Eleanor Veness is twenty-eight years old. She is half British, half Australian; from Oxford but lives in London. Her educational background started with an Art Foundation degree when she left school, and she graduated from The School of Oriental and African Studies, University of London last year. Her undergraduate degree was in Social Anthropology and History of Art/Archaeology, and in September she will begin masters degrees in Visual Anthropology and Creative Writing. She has worked in teaching, TV production and in the museum sector. She likes to write stories and poems and is currently working on a book.I stayed with a host family in Hebron, Palestine during my time at The Excellence Center.

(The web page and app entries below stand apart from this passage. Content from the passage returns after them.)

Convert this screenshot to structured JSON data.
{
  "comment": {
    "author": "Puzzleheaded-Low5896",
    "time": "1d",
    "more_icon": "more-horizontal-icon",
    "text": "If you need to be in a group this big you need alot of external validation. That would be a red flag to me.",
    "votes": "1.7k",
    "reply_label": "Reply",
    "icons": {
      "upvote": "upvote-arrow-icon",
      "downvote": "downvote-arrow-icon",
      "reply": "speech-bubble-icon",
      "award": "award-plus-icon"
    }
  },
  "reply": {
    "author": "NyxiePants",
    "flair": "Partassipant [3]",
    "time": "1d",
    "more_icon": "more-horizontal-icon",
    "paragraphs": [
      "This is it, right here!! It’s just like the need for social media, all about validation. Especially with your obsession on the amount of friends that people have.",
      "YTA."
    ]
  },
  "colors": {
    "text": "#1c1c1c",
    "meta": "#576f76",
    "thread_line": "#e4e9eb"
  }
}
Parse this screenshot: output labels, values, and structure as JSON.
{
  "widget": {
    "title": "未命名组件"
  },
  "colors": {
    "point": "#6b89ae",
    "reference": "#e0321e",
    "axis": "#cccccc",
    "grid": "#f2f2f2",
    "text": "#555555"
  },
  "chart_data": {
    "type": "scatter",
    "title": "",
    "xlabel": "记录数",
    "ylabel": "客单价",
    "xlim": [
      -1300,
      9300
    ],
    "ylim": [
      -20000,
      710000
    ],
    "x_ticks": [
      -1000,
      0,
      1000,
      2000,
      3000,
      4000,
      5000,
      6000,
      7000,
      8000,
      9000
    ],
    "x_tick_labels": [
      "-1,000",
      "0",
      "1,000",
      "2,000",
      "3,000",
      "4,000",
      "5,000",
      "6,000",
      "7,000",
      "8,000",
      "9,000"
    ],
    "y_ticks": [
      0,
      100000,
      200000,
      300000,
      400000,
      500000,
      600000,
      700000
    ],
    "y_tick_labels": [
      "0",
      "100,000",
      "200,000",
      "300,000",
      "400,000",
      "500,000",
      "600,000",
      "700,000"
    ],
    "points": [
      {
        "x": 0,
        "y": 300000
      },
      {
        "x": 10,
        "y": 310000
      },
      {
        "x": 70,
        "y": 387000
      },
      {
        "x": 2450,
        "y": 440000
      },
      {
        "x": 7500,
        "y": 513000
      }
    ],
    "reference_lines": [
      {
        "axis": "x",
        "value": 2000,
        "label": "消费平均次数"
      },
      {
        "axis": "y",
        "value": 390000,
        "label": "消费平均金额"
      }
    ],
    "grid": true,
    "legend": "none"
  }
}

They were incredibly welcoming and friendly from the beginning, and I feel privileged to have had the opportunity to stay with them. The family are composed of a Mother, Father and sixteen year old triplets (two brothers and a sister). I arrived in Palestine at the beginning of eid, and the celebrations were fantastic. I was immediately introduced to the wider family, and enjoyed spending time with aunts, uncles and young grandparents. I have enjoyed activities with them such as going shopping and going out for meals. I had my birthday during my stay here, and they very kindly surprised me with a party. It was a truly integrative experience to stay with a host family. I learnt more about Palestinian culture, and whilst they helped me to improve in Arabic, I helped them to improve their English.

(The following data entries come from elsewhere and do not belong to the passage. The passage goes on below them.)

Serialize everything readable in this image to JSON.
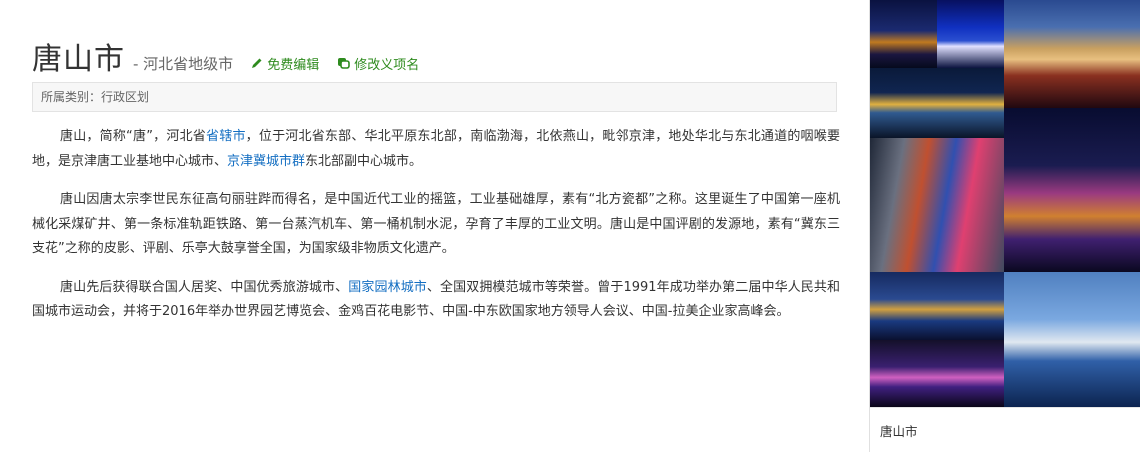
{
  "entry": {
    "title": "唐山市",
    "subtitle": "- 河北省地级市",
    "edit_label": "免费编辑",
    "modify_label": "修改义项名",
    "category": "所属类别：行政区划"
  },
  "paragraphs": [
    [
      {
        "text": "唐山，简称“唐”，河北省"
      },
      {
        "text": "省辖市",
        "link": true
      },
      {
        "text": "，位于河北省东部、华北平原东北部，南临渤海，北依燕山，毗邻京津，地处华北与东北通道的咽喉要地，是京津唐工业基地中心城市、"
      },
      {
        "text": "京津冀城市群",
        "link": true
      },
      {
        "text": "东北部副中心城市。"
      }
    ],
    [
      {
        "text": "唐山因唐太宗李世民东征高句丽驻跸而得名，是中国近代工业的摇篮，工业基础雄厚，素有“北方瓷都”之称。这里诞生了中国第一座机械化采煤矿井、第一条标准轨距铁路、第一台蒸汽机车、第一桶机制水泥，孕育了丰厚的工业文明。唐山是中国评剧的发源地，素有“冀东三支花”之称的皮影、评剧、乐亭大鼓享誉全国，为国家级非物质文化遗产。"
      }
    ],
    [
      {
        "text": "唐山先后获得联合国人居奖、中国优秀旅游城市、"
      },
      {
        "text": "国家园林城市",
        "link": true
      },
      {
        "text": "、全国双拥模范城市等荣誉。曾于1991年成功举办第二届中华人民共和国城市运动会，并将于2016年举办世界园艺博览会、金鸡百花电影节、中国-中东欧国家地方领导人会议、中国-拉美企业家高峰会。"
      }
    ]
  ],
  "album": {
    "caption": "唐山市",
    "photos": [
      {
        "name": "photo-night-bridge-skyline"
      },
      {
        "name": "photo-blue-night-towers"
      },
      {
        "name": "photo-railway-station"
      },
      {
        "name": "photo-arch-bridge-lights"
      },
      {
        "name": "photo-highrise-aerial"
      },
      {
        "name": "photo-river-panorama"
      },
      {
        "name": "photo-waterfront-city"
      },
      {
        "name": "photo-cable-bridge"
      },
      {
        "name": "photo-purple-night-building"
      }
    ]
  },
  "colors": {
    "link": "#136ec2",
    "action": "#2e8b1e"
  }
}
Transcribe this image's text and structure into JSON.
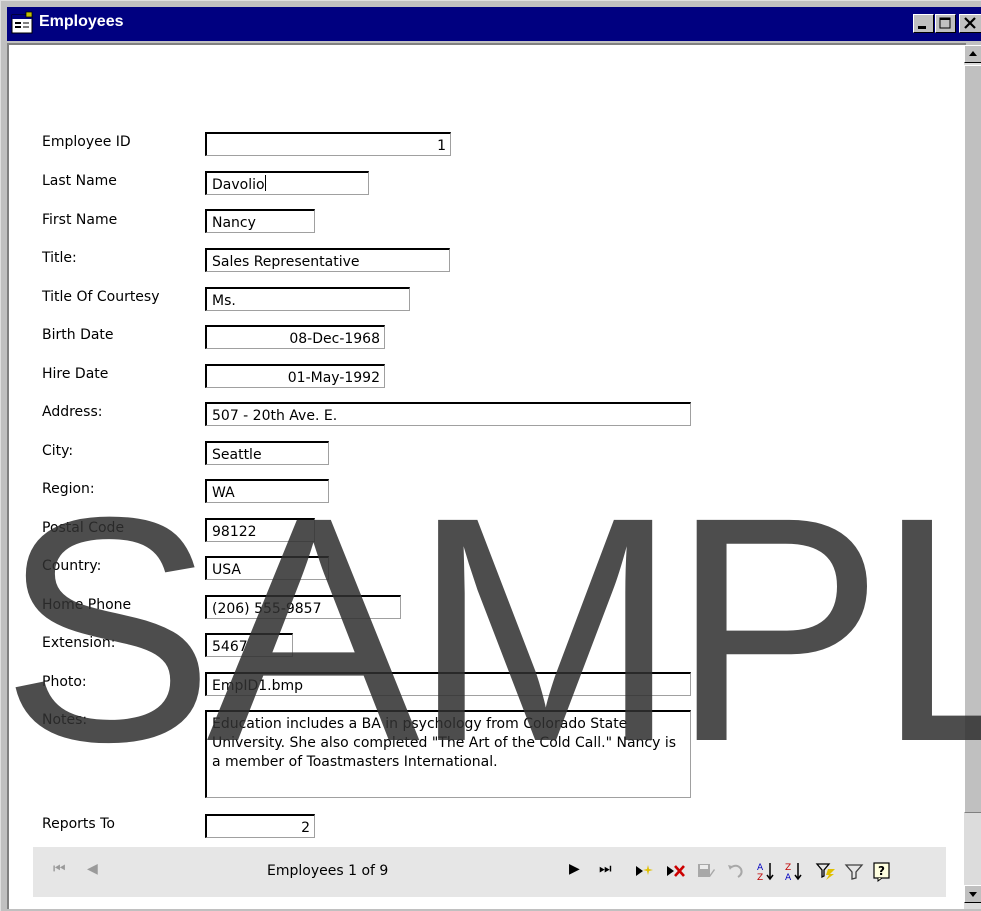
{
  "window": {
    "title": "Employees"
  },
  "fields": {
    "employee_id": {
      "label": "Employee ID",
      "value": "1"
    },
    "last_name": {
      "label": "Last Name",
      "value": "Davolio"
    },
    "first_name": {
      "label": "First Name",
      "value": "Nancy"
    },
    "title": {
      "label": "Title:",
      "value": "Sales Representative"
    },
    "title_of_courtesy": {
      "label": "Title Of Courtesy",
      "value": "Ms."
    },
    "birth_date": {
      "label": "Birth Date",
      "value": "08-Dec-1968"
    },
    "hire_date": {
      "label": "Hire Date",
      "value": "01-May-1992"
    },
    "address": {
      "label": "Address:",
      "value": "507 - 20th Ave. E."
    },
    "city": {
      "label": "City:",
      "value": "Seattle"
    },
    "region": {
      "label": "Region:",
      "value": "WA"
    },
    "postal_code": {
      "label": "Postal Code",
      "value": "98122"
    },
    "country": {
      "label": "Country:",
      "value": "USA"
    },
    "home_phone": {
      "label": "Home Phone",
      "value": "(206) 555-9857"
    },
    "extension": {
      "label": "Extension:",
      "value": "5467"
    },
    "photo": {
      "label": "Photo:",
      "value": "EmpID1.bmp"
    },
    "notes": {
      "label": "Notes:",
      "value": "Education includes a BA in psychology from Colorado State University.  She also completed \"The Art of the Cold Call.\"  Nancy is a member of Toastmasters International."
    },
    "reports_to": {
      "label": "Reports To",
      "value": "2"
    }
  },
  "navigation": {
    "record_status": "Employees 1 of 9",
    "first": "⏮",
    "prev": "◀",
    "next": "▶",
    "last": "⏭"
  },
  "watermark": "SAMPL",
  "colors": {
    "titlebar": "#000080",
    "navbar": "#e6e6e6",
    "watermark": "#303030"
  }
}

I recommend that participants learn some basic Arabic before coming to Palestine. Arabic is a difficult language to master, but some simple phrases and understanding of the phonetic alphabet will go a long way. It’s not guaranteed that locals will speak or understand English. Whilst the level of English among the employees of The Excellence Center is to full fluency, getting there will require a little communication with local people. Arabic lessons at the center will aid you in having conversations with locals and your host family, but learning polite pleasantries such as ‘hello’, ‘welcome’, ‘how are you’ and ‘may I have’ will bring rapport. Learn to count to ten and above for potential financial exchanges.

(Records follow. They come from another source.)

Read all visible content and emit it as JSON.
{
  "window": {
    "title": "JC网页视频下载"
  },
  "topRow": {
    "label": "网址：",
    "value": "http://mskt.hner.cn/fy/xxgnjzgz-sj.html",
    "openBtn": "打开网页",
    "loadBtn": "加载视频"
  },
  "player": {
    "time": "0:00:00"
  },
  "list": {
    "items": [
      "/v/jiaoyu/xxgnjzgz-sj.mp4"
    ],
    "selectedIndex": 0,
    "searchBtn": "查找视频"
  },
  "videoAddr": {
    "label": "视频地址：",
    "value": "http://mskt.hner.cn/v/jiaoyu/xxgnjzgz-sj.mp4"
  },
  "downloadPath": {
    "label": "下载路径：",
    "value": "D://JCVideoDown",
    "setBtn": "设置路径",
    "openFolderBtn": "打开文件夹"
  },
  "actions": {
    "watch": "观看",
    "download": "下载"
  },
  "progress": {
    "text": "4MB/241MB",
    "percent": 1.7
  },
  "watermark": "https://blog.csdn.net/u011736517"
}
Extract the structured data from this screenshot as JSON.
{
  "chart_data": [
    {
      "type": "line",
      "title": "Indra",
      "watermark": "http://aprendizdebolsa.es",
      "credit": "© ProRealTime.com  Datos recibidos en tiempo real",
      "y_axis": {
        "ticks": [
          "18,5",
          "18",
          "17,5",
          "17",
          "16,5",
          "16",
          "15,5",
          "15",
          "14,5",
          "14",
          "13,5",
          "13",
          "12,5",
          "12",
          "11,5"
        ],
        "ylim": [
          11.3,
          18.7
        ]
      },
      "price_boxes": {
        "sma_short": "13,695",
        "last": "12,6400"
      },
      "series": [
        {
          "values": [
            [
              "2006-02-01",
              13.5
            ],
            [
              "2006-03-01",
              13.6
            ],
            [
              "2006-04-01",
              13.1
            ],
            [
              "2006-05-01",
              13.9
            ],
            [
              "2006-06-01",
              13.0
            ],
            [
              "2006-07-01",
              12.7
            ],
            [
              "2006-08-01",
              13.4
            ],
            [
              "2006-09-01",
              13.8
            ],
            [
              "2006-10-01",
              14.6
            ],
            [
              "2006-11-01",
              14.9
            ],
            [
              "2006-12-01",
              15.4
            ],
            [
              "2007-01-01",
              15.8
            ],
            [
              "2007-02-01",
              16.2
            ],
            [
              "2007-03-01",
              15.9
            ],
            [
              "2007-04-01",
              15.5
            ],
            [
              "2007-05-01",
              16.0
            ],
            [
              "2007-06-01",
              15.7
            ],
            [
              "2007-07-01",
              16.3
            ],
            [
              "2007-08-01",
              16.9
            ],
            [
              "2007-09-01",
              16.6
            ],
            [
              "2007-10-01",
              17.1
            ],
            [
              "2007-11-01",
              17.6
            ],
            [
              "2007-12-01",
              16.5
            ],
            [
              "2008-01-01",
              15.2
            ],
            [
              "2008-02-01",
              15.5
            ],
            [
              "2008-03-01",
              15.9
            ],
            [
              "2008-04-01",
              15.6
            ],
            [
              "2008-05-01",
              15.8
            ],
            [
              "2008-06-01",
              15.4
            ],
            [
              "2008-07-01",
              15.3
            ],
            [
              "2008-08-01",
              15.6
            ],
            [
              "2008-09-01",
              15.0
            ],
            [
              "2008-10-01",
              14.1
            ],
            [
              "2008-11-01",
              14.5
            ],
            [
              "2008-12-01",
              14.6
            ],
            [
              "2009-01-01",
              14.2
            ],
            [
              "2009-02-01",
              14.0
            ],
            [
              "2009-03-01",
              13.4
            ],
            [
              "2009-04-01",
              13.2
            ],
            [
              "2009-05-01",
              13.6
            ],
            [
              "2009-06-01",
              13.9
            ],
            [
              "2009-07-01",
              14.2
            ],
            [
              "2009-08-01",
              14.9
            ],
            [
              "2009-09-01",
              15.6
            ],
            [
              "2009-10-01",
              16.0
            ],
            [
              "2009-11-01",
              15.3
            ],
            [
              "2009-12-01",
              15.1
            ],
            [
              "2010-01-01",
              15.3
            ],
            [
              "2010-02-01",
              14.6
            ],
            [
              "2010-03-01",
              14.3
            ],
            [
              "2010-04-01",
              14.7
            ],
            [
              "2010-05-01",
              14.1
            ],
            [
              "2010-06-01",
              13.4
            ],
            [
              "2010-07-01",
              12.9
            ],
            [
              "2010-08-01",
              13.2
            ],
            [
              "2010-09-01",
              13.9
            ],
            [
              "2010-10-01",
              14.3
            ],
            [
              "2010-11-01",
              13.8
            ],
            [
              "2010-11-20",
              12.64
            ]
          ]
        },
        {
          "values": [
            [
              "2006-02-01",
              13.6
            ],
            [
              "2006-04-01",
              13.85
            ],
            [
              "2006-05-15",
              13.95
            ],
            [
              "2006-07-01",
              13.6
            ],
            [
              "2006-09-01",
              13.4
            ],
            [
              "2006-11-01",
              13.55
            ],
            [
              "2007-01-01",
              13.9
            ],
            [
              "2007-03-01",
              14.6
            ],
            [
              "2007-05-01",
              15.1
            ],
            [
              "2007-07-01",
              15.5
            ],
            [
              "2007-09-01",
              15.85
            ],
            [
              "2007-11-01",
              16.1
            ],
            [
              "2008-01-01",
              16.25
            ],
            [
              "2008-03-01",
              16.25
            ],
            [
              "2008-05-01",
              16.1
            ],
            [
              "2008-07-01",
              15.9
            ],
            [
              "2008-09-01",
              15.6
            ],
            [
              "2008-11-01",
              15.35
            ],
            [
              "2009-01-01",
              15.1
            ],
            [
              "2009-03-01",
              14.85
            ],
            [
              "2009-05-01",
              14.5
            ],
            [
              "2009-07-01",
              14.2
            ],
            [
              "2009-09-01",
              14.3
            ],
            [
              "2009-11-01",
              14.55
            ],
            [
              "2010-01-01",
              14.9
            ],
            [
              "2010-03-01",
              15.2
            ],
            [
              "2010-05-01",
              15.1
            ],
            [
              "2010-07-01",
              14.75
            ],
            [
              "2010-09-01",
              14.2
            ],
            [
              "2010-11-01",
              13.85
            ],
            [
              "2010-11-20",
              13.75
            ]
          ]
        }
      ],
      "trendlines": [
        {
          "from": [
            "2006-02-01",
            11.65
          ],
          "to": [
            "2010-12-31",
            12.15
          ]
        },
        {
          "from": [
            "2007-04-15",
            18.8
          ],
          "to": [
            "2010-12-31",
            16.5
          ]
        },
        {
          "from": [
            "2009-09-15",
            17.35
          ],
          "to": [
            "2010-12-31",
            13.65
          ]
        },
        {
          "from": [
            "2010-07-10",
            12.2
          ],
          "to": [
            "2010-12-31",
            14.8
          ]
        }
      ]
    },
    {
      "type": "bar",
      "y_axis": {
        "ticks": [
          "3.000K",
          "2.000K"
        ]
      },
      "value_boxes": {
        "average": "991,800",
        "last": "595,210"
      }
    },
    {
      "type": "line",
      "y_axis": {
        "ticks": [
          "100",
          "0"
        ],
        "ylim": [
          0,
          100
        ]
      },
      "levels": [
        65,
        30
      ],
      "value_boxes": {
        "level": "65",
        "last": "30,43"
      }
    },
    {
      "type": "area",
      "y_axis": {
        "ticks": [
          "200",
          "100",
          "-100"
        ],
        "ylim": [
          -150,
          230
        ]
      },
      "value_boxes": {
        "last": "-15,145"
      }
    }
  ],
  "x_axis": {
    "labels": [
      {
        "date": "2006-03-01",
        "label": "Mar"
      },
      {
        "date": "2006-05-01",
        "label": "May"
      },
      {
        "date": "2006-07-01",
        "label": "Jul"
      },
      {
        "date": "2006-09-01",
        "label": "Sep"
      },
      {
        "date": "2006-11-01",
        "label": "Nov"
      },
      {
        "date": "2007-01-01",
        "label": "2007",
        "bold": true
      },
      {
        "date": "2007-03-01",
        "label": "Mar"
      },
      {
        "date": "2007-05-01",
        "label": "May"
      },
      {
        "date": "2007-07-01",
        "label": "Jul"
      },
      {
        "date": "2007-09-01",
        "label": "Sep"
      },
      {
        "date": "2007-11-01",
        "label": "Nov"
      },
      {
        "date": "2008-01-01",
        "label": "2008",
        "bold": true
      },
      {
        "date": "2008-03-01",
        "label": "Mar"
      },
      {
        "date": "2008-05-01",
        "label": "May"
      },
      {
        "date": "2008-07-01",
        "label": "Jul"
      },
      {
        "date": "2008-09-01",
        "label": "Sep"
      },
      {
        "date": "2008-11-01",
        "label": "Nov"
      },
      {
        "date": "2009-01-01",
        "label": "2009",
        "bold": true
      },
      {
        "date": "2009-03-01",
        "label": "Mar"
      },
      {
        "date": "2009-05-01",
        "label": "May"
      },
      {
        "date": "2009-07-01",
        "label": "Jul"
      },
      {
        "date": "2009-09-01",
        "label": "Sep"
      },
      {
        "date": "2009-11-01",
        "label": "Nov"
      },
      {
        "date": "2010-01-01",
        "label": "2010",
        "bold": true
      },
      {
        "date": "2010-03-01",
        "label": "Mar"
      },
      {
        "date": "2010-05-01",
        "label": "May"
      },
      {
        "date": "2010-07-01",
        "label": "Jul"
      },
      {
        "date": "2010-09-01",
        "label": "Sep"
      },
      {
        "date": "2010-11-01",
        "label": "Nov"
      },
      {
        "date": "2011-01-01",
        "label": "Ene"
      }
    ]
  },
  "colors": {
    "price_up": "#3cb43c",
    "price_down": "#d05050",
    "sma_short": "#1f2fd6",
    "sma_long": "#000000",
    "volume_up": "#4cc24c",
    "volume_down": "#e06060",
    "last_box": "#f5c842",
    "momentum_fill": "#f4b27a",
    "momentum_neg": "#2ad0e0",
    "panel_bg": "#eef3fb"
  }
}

There has been a lot to gain from my visit to Palestine. Teaching as a volunteer at The Excellence Center will prepare you to interact with people of a diverse range of ages and from a different culture. Living and travelling in the region has opened my political awareness of the Israeli occupation and the hugely negative impact it is having on the Palestinian people, whether in occupied territories or not. I have learnt more about the local culture and Islamic customs, and have got on so well with my host family that I hope to travel and come back to Palestine again. The Palestinians are a truly welcoming people and I hope to have learnt from their customs of kindness.
The best memories I have in Hebron are with my host family and with engaging with some of the younger students at the centre and in educational camps. Although I have worked as a teacher in the UK, before this period I hadn’t had much opportunity to interact with teenagers in an educational environment. One moment that stood out for me was reading a poem by a young woman in her teens at the educational camp I was outsourced to.